A Power of Attorney is a legal document that enables someone you trust to make decisions on your behalf when you are unable to make those decisions yourself.
Types of Power of Attorney
There are different types of Power of Attorney, the most common include:
- General Power of Attorney – Choosing someone that will cover the financial affairs for an individual. This can be put in place even while the individual has mental capacity. These are usually used temporary, such as if you’re in hospital and need someone to act for you.
- Lasting Power of Attorney (LPA) – You will appoint someone that makes decisions on your financial affairs and your healthcare. This will only come into effect once you’ve lost mental capacity. Many people set up an LPA to ensure they’re protected in the future.
Can you dispute a Power of Attorney?
Families sometimes find themselves embroiled in disputes over issues regarding control of finances and inheritance. If the family can’t get along, in some cases, the vulnerable person can end up under the control of the local authority.
If you believe the Power of Attorney has been granted to the wrong person, or you have concerns if their actions are not in the best interests of the individual, this can be disputed. However, it’s important you seek specialist advice as this process can be complex.
The Court of Protection (a superior court who make decisions on welfare or financial matters for people that can’t make that decision themselves) will encourage families to attempt an alternative resolution to the dispute. Warring families are often assigned mediators to help resolve disputes.
What happens if there was no Attorney appointed?
If an individual doesn’t choose a Power of Attorney before they lose mental capacity, the court of protection will appoint a deputy to look after their affairs. This will have the same responsibilities as an attorney and usually is appointed to a family member or friend — providing they have the individuals best interest at heart.
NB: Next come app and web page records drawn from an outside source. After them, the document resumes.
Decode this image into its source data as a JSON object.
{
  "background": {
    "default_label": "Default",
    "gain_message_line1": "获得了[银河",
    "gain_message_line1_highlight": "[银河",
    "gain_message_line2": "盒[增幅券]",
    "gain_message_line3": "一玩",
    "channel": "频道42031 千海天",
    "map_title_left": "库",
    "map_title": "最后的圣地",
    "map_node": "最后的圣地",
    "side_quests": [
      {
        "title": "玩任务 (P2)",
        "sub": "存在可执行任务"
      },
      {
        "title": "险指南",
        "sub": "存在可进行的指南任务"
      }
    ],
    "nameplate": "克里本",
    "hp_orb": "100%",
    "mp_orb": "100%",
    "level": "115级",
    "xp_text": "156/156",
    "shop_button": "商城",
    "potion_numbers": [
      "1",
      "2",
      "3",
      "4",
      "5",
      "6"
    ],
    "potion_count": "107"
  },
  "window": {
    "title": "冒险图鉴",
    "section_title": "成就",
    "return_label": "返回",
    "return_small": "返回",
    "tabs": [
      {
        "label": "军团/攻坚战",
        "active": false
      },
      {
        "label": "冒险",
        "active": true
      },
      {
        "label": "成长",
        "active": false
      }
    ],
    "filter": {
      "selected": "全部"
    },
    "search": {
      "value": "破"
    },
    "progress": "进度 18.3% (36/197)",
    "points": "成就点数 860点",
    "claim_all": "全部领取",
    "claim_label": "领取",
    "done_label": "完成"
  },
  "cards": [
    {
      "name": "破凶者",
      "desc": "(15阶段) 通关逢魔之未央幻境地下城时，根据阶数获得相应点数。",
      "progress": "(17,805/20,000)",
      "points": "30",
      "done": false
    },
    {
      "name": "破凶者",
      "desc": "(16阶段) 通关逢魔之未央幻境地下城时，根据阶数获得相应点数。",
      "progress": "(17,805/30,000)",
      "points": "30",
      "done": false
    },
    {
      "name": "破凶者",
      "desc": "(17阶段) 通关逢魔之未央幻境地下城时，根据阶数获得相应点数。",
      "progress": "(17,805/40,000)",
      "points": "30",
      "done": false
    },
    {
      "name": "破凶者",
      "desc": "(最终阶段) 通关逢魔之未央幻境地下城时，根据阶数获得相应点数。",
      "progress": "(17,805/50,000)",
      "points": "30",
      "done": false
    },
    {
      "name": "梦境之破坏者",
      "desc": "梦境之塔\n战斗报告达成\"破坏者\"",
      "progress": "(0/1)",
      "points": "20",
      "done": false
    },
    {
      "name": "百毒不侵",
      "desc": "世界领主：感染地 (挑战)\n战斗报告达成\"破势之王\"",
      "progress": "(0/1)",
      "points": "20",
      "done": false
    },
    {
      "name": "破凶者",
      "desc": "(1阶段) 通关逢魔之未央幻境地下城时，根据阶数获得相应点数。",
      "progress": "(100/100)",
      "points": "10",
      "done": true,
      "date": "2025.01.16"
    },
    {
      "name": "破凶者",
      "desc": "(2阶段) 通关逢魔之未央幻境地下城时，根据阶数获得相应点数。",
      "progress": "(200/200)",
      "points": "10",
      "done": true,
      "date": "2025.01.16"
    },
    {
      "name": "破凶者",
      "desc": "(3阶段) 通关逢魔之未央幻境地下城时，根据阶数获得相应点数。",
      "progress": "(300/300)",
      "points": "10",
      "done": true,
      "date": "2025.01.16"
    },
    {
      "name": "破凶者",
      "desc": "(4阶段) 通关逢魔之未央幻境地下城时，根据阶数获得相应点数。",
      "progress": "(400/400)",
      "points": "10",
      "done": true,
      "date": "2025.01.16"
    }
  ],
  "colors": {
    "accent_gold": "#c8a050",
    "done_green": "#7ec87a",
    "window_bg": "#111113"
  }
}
If you’re involved in a power of attorney dispute, our solicitors can provide clear and practical guidance. Call one of our experienced solicitors on (01206) 576 151 or email us.